Ironically, Mortensen was a last-minute addition to the cast of ”The Fellowship of the Ring.” Director Peter Jackson was three days into shooting when he realized that Stuart Townsend wasn’t working out as Aragorn. Jackson made a phone call to Mortensen, who was wary of the long commitment.
The deciding factor for Mortensen was his then 11-year-old son Henry’s comments that the trilogy was ”too cool” to pass up. Mortensen repaid Henry, whose mother is the actor’s ex-wife, punk rock legend Exene Cervenka, with getting him a role in ”Return of the King” as an Orc.
Jackson recalls Mortensen’s first day on the set. ”He arrived in New Zealand and had 24 hours to get over his jet lag before he had to shoot the Weather Top scene where he defends the Hobbits. It was one of the bravest things that I’ve ever seen any actor do.”

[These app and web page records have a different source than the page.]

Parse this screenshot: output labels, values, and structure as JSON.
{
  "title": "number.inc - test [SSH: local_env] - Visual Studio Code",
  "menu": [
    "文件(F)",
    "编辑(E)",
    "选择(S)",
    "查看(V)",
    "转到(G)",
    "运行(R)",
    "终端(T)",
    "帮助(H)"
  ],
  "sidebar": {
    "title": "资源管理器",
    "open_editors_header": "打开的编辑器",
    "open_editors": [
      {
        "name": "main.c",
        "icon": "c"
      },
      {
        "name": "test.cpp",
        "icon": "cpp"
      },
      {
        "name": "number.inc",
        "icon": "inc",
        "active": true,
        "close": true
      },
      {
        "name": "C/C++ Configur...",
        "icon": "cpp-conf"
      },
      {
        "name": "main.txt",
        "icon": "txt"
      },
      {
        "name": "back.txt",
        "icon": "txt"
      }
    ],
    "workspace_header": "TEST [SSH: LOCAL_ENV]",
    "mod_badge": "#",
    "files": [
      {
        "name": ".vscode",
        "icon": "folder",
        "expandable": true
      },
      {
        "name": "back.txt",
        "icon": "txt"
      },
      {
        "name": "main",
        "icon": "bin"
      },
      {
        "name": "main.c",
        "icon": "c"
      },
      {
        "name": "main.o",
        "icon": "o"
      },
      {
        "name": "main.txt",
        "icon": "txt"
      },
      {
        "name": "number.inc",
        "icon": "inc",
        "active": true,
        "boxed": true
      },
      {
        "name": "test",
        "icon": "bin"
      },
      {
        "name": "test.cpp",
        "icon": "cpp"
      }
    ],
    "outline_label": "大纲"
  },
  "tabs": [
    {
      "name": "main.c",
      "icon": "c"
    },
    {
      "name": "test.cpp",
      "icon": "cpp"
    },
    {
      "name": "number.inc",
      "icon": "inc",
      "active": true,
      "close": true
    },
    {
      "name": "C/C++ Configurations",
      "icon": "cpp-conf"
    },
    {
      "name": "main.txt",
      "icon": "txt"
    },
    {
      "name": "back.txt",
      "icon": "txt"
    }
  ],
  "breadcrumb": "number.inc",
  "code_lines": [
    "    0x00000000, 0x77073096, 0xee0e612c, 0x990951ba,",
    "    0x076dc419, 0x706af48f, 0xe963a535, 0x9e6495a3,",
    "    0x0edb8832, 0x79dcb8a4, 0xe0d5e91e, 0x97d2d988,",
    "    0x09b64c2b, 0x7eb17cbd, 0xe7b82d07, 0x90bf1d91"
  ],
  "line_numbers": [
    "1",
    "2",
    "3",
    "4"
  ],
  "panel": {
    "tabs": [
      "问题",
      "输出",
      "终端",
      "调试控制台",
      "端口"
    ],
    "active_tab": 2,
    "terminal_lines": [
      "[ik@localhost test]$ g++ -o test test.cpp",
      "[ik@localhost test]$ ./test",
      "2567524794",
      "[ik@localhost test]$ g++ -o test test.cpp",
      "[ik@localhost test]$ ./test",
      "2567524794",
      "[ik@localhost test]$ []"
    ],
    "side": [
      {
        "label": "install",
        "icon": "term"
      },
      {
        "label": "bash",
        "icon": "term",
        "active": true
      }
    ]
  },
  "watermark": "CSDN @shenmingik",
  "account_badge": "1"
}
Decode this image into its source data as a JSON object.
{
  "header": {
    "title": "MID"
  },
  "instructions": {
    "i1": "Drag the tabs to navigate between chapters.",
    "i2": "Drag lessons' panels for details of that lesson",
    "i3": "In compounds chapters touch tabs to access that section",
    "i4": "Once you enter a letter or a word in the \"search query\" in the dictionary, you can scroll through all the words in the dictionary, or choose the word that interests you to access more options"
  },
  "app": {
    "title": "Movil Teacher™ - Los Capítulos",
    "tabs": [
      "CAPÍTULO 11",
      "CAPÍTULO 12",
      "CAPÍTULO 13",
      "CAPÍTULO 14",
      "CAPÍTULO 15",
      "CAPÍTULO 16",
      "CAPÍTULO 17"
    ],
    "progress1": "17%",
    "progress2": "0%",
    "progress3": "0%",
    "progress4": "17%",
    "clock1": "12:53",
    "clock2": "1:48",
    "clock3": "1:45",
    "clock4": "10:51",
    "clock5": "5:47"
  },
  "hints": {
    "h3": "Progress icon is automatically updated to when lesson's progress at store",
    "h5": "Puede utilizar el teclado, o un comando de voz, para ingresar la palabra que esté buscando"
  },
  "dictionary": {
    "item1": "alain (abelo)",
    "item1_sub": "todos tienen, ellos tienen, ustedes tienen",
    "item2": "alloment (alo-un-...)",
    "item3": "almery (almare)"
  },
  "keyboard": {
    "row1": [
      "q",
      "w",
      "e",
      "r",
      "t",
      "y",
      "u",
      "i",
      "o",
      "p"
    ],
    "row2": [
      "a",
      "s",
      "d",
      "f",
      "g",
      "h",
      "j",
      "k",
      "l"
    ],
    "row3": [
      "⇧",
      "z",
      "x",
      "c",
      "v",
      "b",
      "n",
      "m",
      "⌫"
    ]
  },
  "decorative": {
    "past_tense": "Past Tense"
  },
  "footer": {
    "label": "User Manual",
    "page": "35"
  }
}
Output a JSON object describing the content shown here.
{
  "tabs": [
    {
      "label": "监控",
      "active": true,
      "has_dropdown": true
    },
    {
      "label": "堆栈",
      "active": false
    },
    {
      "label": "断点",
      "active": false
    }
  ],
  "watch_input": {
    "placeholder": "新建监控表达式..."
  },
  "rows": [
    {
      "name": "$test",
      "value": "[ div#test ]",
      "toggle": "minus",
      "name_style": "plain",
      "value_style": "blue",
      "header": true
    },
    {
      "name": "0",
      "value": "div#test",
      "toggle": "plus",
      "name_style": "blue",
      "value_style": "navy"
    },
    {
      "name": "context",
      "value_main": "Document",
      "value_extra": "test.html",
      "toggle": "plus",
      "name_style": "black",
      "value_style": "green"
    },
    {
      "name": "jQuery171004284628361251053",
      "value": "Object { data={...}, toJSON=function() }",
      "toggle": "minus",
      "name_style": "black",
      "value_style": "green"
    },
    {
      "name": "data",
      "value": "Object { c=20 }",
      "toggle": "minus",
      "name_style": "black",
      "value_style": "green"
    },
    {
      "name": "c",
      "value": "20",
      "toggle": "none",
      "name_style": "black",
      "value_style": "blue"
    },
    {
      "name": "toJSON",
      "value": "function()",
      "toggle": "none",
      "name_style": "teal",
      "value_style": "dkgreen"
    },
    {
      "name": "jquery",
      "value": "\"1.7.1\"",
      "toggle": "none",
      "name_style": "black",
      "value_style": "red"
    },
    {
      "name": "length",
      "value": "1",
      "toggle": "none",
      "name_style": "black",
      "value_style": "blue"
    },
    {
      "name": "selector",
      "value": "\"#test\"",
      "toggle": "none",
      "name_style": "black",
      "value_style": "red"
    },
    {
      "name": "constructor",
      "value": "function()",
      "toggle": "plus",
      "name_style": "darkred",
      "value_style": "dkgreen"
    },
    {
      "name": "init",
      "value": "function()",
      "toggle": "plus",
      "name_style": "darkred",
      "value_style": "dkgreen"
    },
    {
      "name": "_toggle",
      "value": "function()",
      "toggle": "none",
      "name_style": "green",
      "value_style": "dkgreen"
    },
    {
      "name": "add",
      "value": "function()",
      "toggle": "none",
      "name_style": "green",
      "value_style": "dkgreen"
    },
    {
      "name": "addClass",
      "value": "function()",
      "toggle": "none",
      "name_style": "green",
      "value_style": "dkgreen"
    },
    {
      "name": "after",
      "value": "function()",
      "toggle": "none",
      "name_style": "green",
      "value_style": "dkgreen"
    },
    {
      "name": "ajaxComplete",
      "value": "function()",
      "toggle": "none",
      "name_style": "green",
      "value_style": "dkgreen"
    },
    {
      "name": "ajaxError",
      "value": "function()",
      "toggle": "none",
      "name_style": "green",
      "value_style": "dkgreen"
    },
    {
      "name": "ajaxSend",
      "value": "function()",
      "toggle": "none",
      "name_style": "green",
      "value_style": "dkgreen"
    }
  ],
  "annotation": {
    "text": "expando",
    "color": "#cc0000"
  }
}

Not unlike Aragorn, who seems equally at home with humans, Elves, Dwarves, Wizards and Hobbits, Mortensen considers himself a citizen of the world.
Born in Manhattan to a Danish father and an American mother, Mortensen moved with his family as a boy to Venezuela, Argentina and Denmark. When his parents split up, the actor, his two brothers and mother moved to upstate New York.
Before becoming involved in the Tolkien trilogy, Mortensen was best known for his supporting roles in diverse movies. He made his film debut as an Amish farmer in Peter Weir’s ”Witness” before playing a gas-station cowboy in ”Leatherface: The Texas Chainsaw Massacre” and a troubled Vietnam vet in Sean Penn’s ”Indian Runner.”
Next, Mortensen landed a showy role as Demi Moore’s uncompromising sergeant in ”G.I. Jane.” He was the con-man artist who romanced Gwyneth Paltrow in ”A Perfect Murder” and the bohemian blouse salesman who swept Diane Lane off her feet in ”A Walk on the Moon.”
Up next for Mortensen is ”Hildago,” the $80 million real-life story of Frank T. Hopkins, a cowboy and dispatch rider who competes in a 3,000 mile race across the Arabian Desert. The film is due in March.
At 45, Mortensen has suddenly become a sex symbol, although he tries to downplay the buzz.
”Doesn’t the sex symbol business happen to anybody in a popular movie?” muses the actor, who’s single since his split from Lola Schnabel, 23, the daughter of painter Julian Schnabel.
An avid poet, photographer and painter, Mortensen recently started a small company called Perceval Press to publish artwork by himself and others.
Director Peter Jackson says Mortensen’s artistic ambitions are very much in keeping with his determination to live in the moment and create art out of everyday experiences.
Ian McKellen, who plays the Wizard Gandalf, was surprised at Mortensen’s degree of dedication. ”He was very protective of Aragorn. He slept in his costume and kept his sword in the back of his car on days when he wasn’t filming. It was quite remarkable, really.”
With ”The Lord of the Rings” at its end, Mortensen is unwilling to let Aragorn go.
”You hear a lot of actors saying, ‘Oh, I can’t wait to get rid of that character.’ Well, we’re all going to forget things. We’re all going to lose our memories. That’s just what happens in life, right?
”So why be in such a hurry to forget, especially if you’ve learned something valuable.”Posted in Old Special Reports on December 11, 2003 by xoanon